Republican commissioner Mark Uyeda, who voted for the approvals, nevertheless criticized the way they were given for “improperly” applying a “significant size” test to identify the ETPs that could or should be approved under the ruling in the Grayscale case. He also called out the commission for not admitting that it had accelerated most of the approvals to put enough ETPs on the market simultaneously to keep Grayscale from turning its victory in court into a lasting first-mover advantage among spot bitcoin ETP sponsors.
Gensler, who sets the priorities followed by the SEC’s Examinations and Enforcement divisions, made clear in his statement that the approvals do not include approval or endorsement of “crypto trading platforms or intermediaries, which, for the most part, are non-compliant with the federal securities laws and often have conflicts of interest.”
He also listed a series of requirements for spot bitcoin ETPs that match closely with enforcement priorities that have figured prominently in high-profile enforcement actions during the past two years.
Sponsors of any bitcoin ETPs that get approval will be required to provide full disclosure of risk to investors, for example. They will also be allowed to list and trade the products only on registered national securities exchanges whose rules are designed to prevent fraud and manipulation.

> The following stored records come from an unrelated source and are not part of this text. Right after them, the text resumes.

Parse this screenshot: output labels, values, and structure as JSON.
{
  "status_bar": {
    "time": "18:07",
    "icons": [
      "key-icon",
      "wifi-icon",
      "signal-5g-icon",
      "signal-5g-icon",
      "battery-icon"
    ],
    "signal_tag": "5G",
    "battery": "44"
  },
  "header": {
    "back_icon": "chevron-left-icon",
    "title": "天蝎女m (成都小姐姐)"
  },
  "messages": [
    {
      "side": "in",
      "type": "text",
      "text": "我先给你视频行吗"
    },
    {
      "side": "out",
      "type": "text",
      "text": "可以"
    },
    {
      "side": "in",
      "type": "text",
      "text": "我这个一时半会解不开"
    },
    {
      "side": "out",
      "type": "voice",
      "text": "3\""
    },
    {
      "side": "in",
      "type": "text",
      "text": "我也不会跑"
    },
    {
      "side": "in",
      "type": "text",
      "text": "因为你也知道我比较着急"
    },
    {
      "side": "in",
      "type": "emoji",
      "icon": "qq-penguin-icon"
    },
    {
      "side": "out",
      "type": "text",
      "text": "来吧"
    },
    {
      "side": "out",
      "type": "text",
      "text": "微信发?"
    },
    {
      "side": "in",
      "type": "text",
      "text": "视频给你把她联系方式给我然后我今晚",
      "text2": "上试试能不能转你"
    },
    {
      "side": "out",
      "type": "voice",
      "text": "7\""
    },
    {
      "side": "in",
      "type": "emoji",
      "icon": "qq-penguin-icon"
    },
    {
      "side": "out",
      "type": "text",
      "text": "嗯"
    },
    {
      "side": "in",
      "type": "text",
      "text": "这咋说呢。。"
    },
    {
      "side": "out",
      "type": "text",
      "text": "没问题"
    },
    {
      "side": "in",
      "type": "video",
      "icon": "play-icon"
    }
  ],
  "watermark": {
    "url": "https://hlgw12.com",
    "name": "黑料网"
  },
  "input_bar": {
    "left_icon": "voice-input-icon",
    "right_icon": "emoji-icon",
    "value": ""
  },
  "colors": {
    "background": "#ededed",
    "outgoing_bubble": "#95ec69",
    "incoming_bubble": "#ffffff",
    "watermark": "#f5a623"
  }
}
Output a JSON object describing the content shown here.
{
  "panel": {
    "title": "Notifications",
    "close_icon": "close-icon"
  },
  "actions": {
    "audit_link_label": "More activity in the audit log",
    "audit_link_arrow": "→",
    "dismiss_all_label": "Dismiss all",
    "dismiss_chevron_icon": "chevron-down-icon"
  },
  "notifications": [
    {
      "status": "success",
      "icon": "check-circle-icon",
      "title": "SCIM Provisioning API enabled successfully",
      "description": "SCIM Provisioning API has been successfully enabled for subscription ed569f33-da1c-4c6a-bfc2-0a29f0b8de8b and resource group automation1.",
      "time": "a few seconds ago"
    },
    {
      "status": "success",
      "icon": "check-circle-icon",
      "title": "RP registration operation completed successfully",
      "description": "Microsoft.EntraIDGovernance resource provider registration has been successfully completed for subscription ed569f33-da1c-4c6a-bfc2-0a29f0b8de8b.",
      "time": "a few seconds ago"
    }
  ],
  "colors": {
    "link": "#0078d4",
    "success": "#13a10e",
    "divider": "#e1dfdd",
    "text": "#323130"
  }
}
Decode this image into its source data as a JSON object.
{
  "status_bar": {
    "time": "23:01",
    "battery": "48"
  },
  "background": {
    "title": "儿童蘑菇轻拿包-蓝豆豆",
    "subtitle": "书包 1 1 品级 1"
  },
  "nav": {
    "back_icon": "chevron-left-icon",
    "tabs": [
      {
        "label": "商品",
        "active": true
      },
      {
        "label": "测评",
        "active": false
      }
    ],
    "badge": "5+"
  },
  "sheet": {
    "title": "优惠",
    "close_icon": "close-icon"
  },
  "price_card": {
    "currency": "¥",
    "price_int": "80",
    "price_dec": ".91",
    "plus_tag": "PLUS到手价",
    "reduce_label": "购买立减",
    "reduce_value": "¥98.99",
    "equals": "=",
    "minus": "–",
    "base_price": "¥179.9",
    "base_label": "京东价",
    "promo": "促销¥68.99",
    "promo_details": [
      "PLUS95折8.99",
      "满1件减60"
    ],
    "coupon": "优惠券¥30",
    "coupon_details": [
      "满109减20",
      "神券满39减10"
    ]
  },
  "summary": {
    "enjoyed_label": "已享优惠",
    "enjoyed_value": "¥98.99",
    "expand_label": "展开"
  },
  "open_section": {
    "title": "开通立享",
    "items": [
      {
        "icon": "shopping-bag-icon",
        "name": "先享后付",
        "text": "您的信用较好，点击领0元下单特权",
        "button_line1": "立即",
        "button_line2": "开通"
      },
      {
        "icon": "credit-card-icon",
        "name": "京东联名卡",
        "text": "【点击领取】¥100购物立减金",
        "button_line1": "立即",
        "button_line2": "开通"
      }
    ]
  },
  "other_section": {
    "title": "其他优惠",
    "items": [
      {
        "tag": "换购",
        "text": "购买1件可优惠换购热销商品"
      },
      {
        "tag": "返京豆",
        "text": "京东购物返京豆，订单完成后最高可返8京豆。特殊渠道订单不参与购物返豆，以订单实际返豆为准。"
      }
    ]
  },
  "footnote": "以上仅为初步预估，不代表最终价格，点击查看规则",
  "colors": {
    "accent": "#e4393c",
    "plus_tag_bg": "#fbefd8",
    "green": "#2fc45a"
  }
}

Sales of the newly approved products will also have to follow all “existing rules and standards of conduct” including Regulation Best Interest and the fiduciary duty under the Investment Advisers Act, Gensler wrote.
“While we approved the listing and trading of certain spot bitcoin ETP shares today, we did not approve or endorse bitcoin,” Gensler wrote in his public statement. “Investors should remain cautious about the myriad risks associated with bitcoin and products whose value is tied to crypto.”
“The federal government has the cryptocurrency market in its crosshairs,” according to an October, 2021 report from the law firm Dechert LLP following the launch by the Dept. of Justice of a crypto-specific investigative division called the National Cryptocurrency Enforcement Team and a rising level of scrutiny from federal agencies including the CFTC and SEC.
The report – which came out just as Gensler was beginning to intensify the SEC’s focus on crypto as a major source of risk – recommended that companies involved in crypto treat compliance with crypto rules as a major crypto-related risk to be mitigated. Compliance officers, the report said, should evaluate and expand, where necessary, their compliance programs, policies and procedures, and search for gaps in their ability to demonstrate compliance with an expected onslaught of new federal crypto-related or crypto-adjacent laws and regulations and the investor-protection goals that inspired them.
“Although reasonable minds can agree to disagree on the precise role that cryptocurrencies will take in our national and international economies and topics of discourse,” the Dechert report concluded, “one fact appears rock solid: enforcement and regulation of cryptocurrencies are here to stay— especially at the federal level. To that end, cryptocurrency market participants should be proactive in preparing for what comes next whether from the DOJ, SEC, and/or CFTC.”